Understanding the Cost Structure of a Firm: Balancing Activities and Achieving Economies of Scope
39 Pages Posted: 17 Aug 2015 Last revised: 2 Dec 2015
Date Written: November 20, 2015
This paper studies if it matters whether a firm’s products are produced jointly in one organizational unit or separately in multiple organizational units. We propose that spillovers between products (e.g., knowledge and information transfers) are more likely to occur when production takes place in one organizational unit. Our evidence confirms that when multiple products are produced in one organizational unit, such economies-of-scope effects materialize. We also find that the spillover effects start to dissipate when the activity levels for the products are unequal. For example, we find that the positive spillover of Product B with regard to the efficiency achieved in producing Product A is significantly reduced as the level of activities in producing Product A differs from the level of activities in producing Product B. Importantly, our findings are unrelated to the centralization or decentralization of decision rights, as the decision rights are identical across organizational units, independent of the number of products assigned to a unit. Our results are based on single firm study. In particular, we study a divisional setting of a transportation firm where, at each location, the firm either decides to offer two services (i.e., food and non-food transportation) or to offer only one service (i.e., either food or non-food transportation).

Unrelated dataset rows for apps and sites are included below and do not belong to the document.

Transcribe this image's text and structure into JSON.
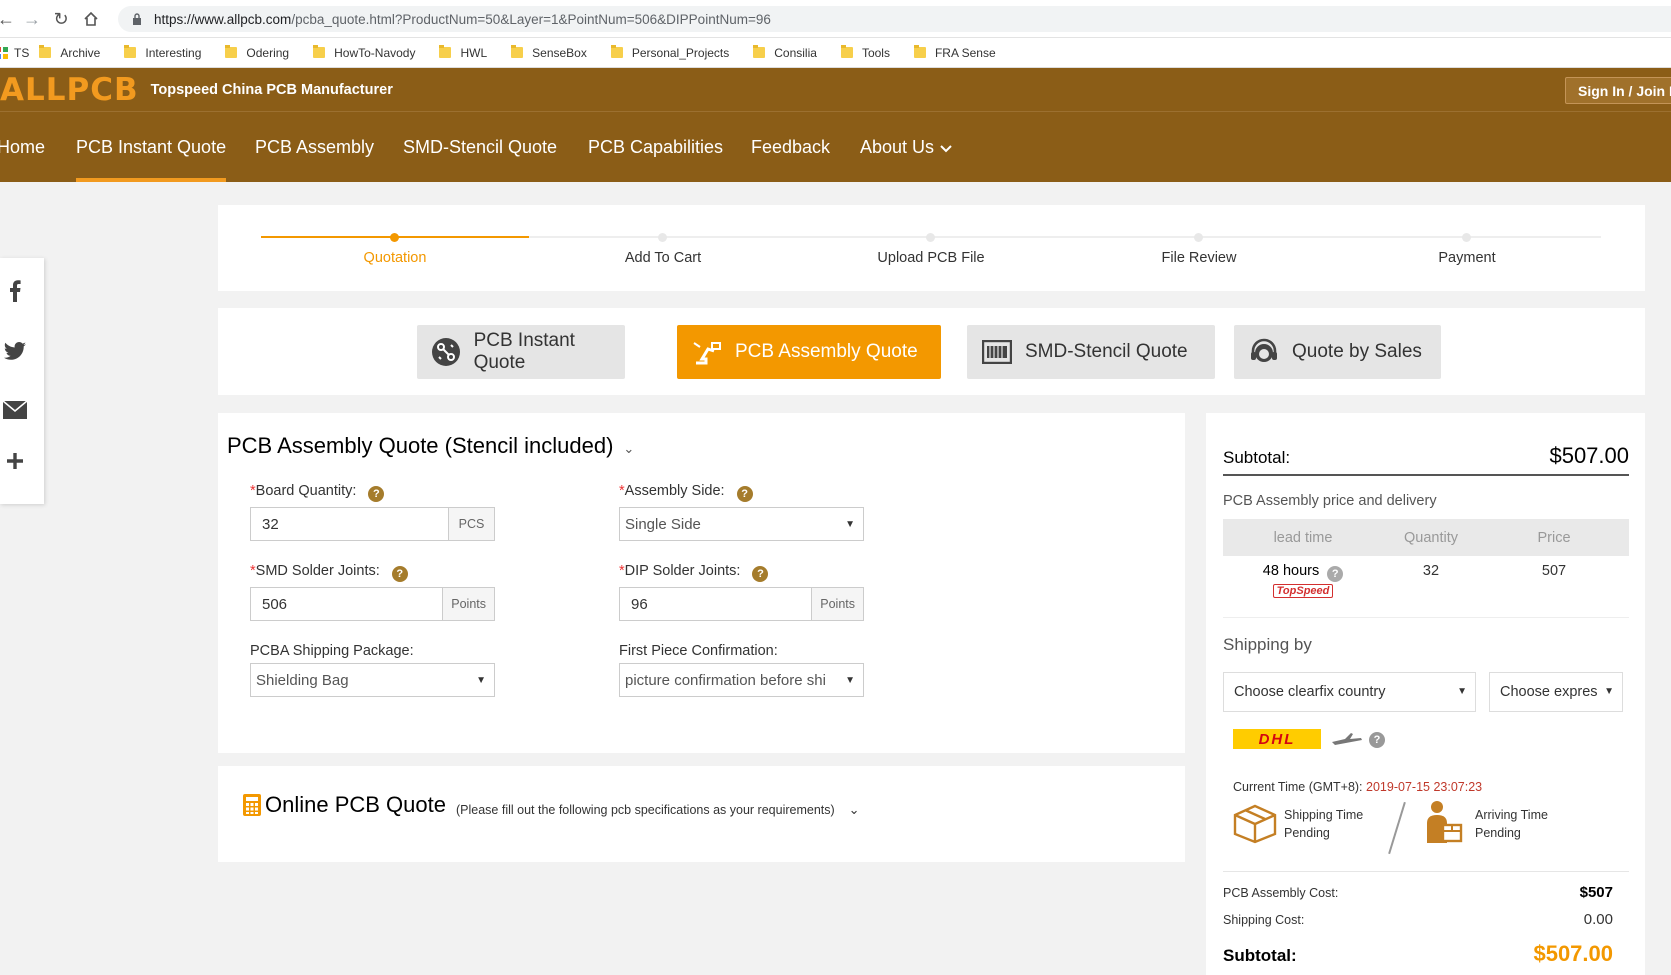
{
  "browser": {
    "url_host": "https://www.allpcb.com",
    "url_path": "/pcba_quote.html?ProductNum=50&Layer=1&PointNum=506&DIPPointNum=96",
    "bookmarks": [
      "TS",
      "Archive",
      "Interesting",
      "Odering",
      "HowTo-Navody",
      "HWL",
      "SenseBox",
      "Personal_Projects",
      "Consilia",
      "Tools",
      "FRA Sense"
    ]
  },
  "header": {
    "logo": "ALLPCB",
    "tagline": "Topspeed China PCB Manufacturer",
    "signin": "Sign In / Join F"
  },
  "nav": {
    "items": [
      "Home",
      "PCB Instant Quote",
      "PCB Assembly",
      "SMD-Stencil Quote",
      "PCB Capabilities",
      "Feedback",
      "About Us"
    ],
    "active": "PCB Instant Quote"
  },
  "steps": [
    "Quotation",
    "Add To Cart",
    "Upload PCB File",
    "File Review",
    "Payment"
  ],
  "tabs": [
    "PCB Instant Quote",
    "PCB Assembly Quote",
    "SMD-Stencil Quote",
    "Quote by Sales"
  ],
  "form": {
    "title": "PCB Assembly Quote (Stencil included)",
    "board_quantity": {
      "label": "Board Quantity:",
      "value": "32",
      "unit": "PCS"
    },
    "assembly_side": {
      "label": "Assembly Side:",
      "value": "Single Side"
    },
    "smd_joints": {
      "label": "SMD Solder Joints:",
      "value": "506",
      "unit": "Points"
    },
    "dip_joints": {
      "label": "DIP Solder Joints:",
      "value": "96",
      "unit": "Points"
    },
    "shipping_package": {
      "label": "PCBA Shipping Package:",
      "value": "Shielding Bag"
    },
    "first_piece": {
      "label": "First Piece Confirmation:",
      "value": "picture confirmation before shi"
    }
  },
  "online": {
    "title": "Online PCB Quote",
    "note": "(Please fill out the following pcb specifications as your requirements)"
  },
  "summary": {
    "subtotal_label": "Subtotal:",
    "subtotal_value": "$507.00",
    "price_delivery_title": "PCB Assembly price and delivery",
    "table_headers": [
      "lead time",
      "Quantity",
      "Price"
    ],
    "table_row": {
      "lead_time": "48 hours",
      "badge": "TopSpeed",
      "quantity": "32",
      "price": "507"
    },
    "shipping_title": "Shipping by",
    "country_select": "Choose clearfix country",
    "express_select": "Choose expres",
    "carrier": "DHL",
    "current_time_label": "Current Time (GMT+8):",
    "current_time_value": "2019-07-15 23:07:23",
    "shipping_time_label": "Shipping Time",
    "shipping_time_value": "Pending",
    "arriving_time_label": "Arriving Time",
    "arriving_time_value": "Pending",
    "assembly_cost_label": "PCB Assembly Cost:",
    "assembly_cost_value": "$507",
    "shipping_cost_label": "Shipping Cost:",
    "shipping_cost_value": "0.00",
    "bottom_subtotal_label": "Subtotal:",
    "bottom_subtotal_value": "$507.00"
  },
  "colors": {
    "brand_brown": "#8b5d17",
    "accent_orange": "#f39800",
    "help_icon": "#a57c2c",
    "time_highlight": "#c0392b"
  }
}
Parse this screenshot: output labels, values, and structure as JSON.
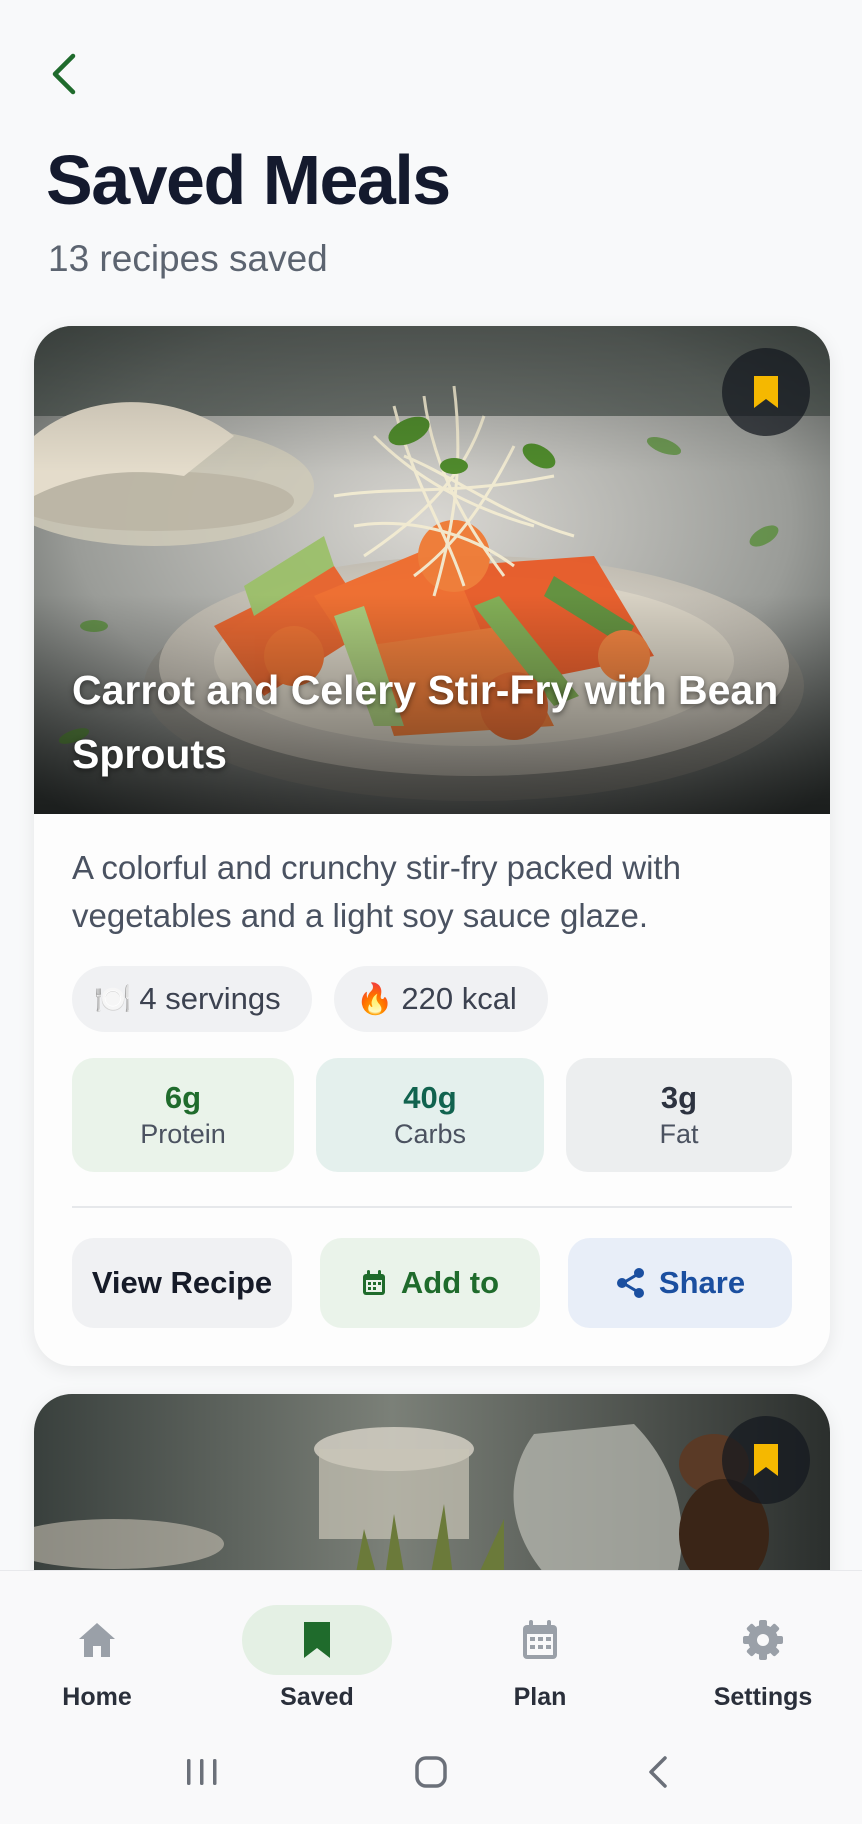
{
  "header": {
    "title": "Saved Meals",
    "subtitle": "13 recipes saved"
  },
  "recipes": [
    {
      "title": "Carrot and Celery Stir-Fry with Bean Sprouts",
      "description": "A colorful and crunchy stir-fry packed with vegetables and a light soy sauce glaze.",
      "servings": "4 servings",
      "calories": "220 kcal",
      "macros": {
        "protein": {
          "value": "6g",
          "label": "Protein"
        },
        "carbs": {
          "value": "40g",
          "label": "Carbs"
        },
        "fat": {
          "value": "3g",
          "label": "Fat"
        }
      },
      "actions": {
        "view": "View Recipe",
        "add": "Add to",
        "share": "Share"
      },
      "bookmarked": true
    },
    {
      "bookmarked": true
    }
  ],
  "icons": {
    "servings": "🍽️",
    "calories": "🔥"
  },
  "bottom_nav": [
    {
      "label": "Home",
      "icon": "home-icon"
    },
    {
      "label": "Saved",
      "icon": "bookmark-icon",
      "active": true
    },
    {
      "label": "Plan",
      "icon": "calendar-icon"
    },
    {
      "label": "Settings",
      "icon": "gear-icon"
    }
  ],
  "colors": {
    "accent_green": "#1f6b2c",
    "bookmark_yellow": "#f5b800",
    "share_blue": "#1b4fa0"
  }
}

Keywords: Economies of scale and scope, supermodularity, spillover, organizational structure, imbalance
JEL Classification: M41, M11, D24, L23
Suggested Citation: Suggested Citation